Of course, this version of the Turtle is better-equipped. Light sticks replace fire fox, a luminescent moss Bushnell used to see inside the vessel. A VHF radio operates by a small antennae attached to the hatch opening, and a GPS allows the Turtle to be tracked even underwater. A compass allows the pilot to find their heading, and the propellers can be hand-cranked or pushed with a treadle, like a spinning wheel.

“The U.S. Navy teched it out for us,” says Scott Schoonmaker, principal at OldSaybrookHigh School. “I would say $40,000 went into building this, and much of [the materials] were donated.”

Schoonmaker says watching the launch for him is a dream that is finally being realized.

“It has been quite a process,” says Schoonmaker. “The idea started back in 2000, but after 9/11 a lot of our funding opportunities went away.”

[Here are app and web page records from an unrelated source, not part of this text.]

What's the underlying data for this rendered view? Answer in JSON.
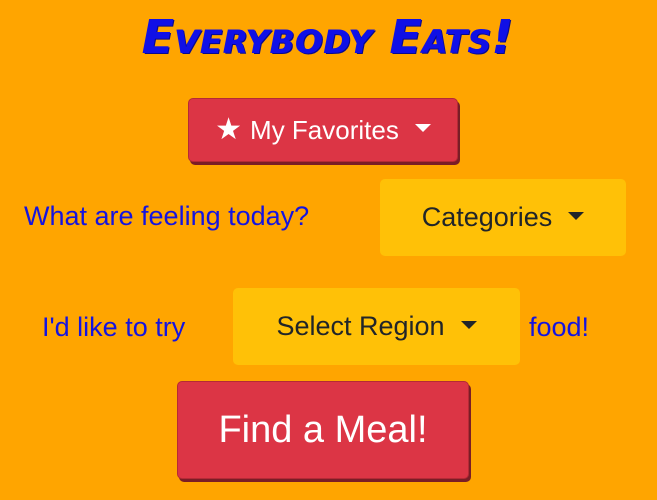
{
  "app": {
    "title": "Everybody Eats!"
  },
  "favorites_button": {
    "icon": "star-icon",
    "label": "My Favorites"
  },
  "mood_prompt": {
    "label": "What are feeling today?",
    "dropdown_label": "Categories"
  },
  "region_prompt": {
    "label_before": "I'd like to try",
    "dropdown_label": "Select Region",
    "label_after": "food!"
  },
  "find_button": {
    "label": "Find a Meal!"
  },
  "colors": {
    "background": "#ffa500",
    "title_blue": "#1010e6",
    "danger_red": "#dc3545",
    "warning_yellow": "#ffc107"
  }
}
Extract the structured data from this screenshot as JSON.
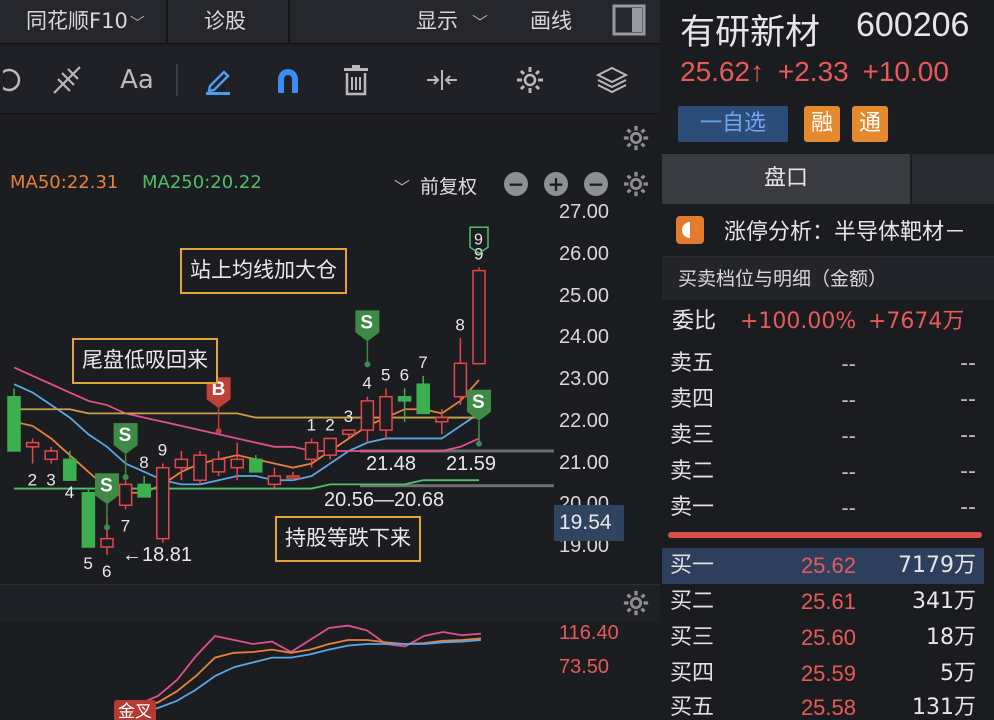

Schoonmaker says over the years the Turtle project began being picked up as a large interdisciplinary theme, with math and science departments helping with the design process and social studies using it as a history lesson. In fact, the original Turtle was tested in 1776 not far from where the Connecticut RiverMuseum stands in Essex.

“For the kids, it was a thrill for a lot of them,” says Frese. “I let the kids read the Bushnell description of the Turtle and we built it the way they interpreted it … they were so happy seeing it launched; they talked about it for days.”

As the crane fished the Turtle out of the chilly water, Manstan climbed out with a wide grin and a thumbs-up sign.

“I would’ve liked to have been out there longer, but it [was] so windy that it was hard to control,” says Manstan. “I ran this for two hours when I took it out three weeks ago to test it.”

Now that it has been launched, the plan is to take it on the road.

“We would like to take it to Newport, R.I., for additional testing,” says Schoonmaker. “We would also like to take it to the Newport and Hartford boat shows, and then it will eventually make its home at Leighton Lee museum in Westbrook.”

Frese says the next project for the students is to build a wet sub, a man-powered submarine that gets its propulsion from the pilot pedaling like a bicycle. They hope to enter it in a planned competition in Washington, D.C., 2009.

“I have been amongst a small group of Turtle fanatics for a long time, and this is fantastic,” says Jerry Roberts, executive director of the Connecticut RiverMuseum. “This makes history tangible to the next generation; a project like this shows it’s not dusty old books; it’s alive.” For more information, visit .